  4. Implement Strong Access Control Measures. PCI DSS requires that entities limit access to cardholder and sensitive data. In particular, entities must restrict access to cardholder data by business need to know, identify and authenticate access to all system components, and restrict physical access to cardholder data. PCI DSS contains a host of more technical requirements under each prong, and entities should seek outside guidance in ensuring that their network and systems are secure.
  5. Regularly Monitor and Test Networks. To discourage breaches and identify individuals who cause data breaches, the PCI DSS requires entities to track and monitor all access to network resources and cardholder data and regularly test security systems and processes.
  6. Maintain an Information Security Policy. By ensuring all employees are aware of their responsibilities to keep data secure, an entity can take significant steps toward mitigating the risk of a cardholder data breach. Accordingly, the PCI DSS requires entities to ensure that all employees are informed of and have access to an organization's information security policies.

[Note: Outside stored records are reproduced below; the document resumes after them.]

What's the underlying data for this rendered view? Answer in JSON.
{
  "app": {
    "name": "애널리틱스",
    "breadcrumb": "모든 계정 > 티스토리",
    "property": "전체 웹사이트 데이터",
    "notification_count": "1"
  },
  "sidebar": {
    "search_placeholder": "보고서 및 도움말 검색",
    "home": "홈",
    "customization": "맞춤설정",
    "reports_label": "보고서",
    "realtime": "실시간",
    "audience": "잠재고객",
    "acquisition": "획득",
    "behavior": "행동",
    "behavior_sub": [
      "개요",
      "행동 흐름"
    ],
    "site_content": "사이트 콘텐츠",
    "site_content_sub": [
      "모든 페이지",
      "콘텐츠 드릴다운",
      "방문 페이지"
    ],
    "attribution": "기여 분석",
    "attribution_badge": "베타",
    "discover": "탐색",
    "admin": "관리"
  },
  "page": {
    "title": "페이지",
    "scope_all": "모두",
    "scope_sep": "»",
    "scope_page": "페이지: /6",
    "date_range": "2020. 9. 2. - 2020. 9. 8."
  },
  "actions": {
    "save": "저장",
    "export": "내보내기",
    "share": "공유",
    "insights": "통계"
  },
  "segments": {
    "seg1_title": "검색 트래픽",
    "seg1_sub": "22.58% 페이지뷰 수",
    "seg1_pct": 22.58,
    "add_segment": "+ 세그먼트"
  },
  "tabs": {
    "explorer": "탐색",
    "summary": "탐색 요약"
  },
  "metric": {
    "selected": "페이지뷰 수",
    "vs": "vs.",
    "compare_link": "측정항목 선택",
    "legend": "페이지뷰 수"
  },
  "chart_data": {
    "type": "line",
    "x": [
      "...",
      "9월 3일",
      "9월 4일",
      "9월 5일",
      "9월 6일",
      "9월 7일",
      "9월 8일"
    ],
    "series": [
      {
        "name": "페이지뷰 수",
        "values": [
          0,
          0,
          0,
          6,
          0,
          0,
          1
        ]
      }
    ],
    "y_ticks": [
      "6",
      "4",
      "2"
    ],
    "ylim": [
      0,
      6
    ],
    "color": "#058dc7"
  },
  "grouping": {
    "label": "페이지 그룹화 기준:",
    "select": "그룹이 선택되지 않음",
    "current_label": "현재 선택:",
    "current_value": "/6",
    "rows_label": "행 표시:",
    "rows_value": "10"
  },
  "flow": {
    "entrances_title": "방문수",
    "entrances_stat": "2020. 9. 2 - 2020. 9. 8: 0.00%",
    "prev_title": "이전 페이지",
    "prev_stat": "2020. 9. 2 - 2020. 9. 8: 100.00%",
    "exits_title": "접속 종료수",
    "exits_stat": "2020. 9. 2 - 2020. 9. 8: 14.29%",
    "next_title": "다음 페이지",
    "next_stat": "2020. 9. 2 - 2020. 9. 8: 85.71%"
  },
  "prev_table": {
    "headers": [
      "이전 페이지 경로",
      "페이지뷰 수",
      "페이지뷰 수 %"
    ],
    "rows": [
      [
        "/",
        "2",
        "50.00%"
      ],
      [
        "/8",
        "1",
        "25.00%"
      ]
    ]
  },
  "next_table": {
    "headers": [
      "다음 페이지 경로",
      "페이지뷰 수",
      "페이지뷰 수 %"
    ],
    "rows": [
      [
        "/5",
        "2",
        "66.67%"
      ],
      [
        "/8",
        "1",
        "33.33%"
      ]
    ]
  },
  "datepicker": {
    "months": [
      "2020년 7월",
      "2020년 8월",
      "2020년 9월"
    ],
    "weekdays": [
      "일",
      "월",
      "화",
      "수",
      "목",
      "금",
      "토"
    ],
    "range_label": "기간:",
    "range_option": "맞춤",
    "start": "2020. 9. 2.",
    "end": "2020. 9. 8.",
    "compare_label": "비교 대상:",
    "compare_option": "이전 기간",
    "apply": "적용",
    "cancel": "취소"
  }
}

Given the threat of fines or termination of an entity's ability to process payment cards for failing to comply with PCI DSS, organizations should pay close attention to the requirements in the latest version of the PCI DSS. Understanding and complying with these requirements can sometimes be complex. Organizations may therefore want to engage consultants and legal counsel with expertise in PCI DSS to ensure continued compliance.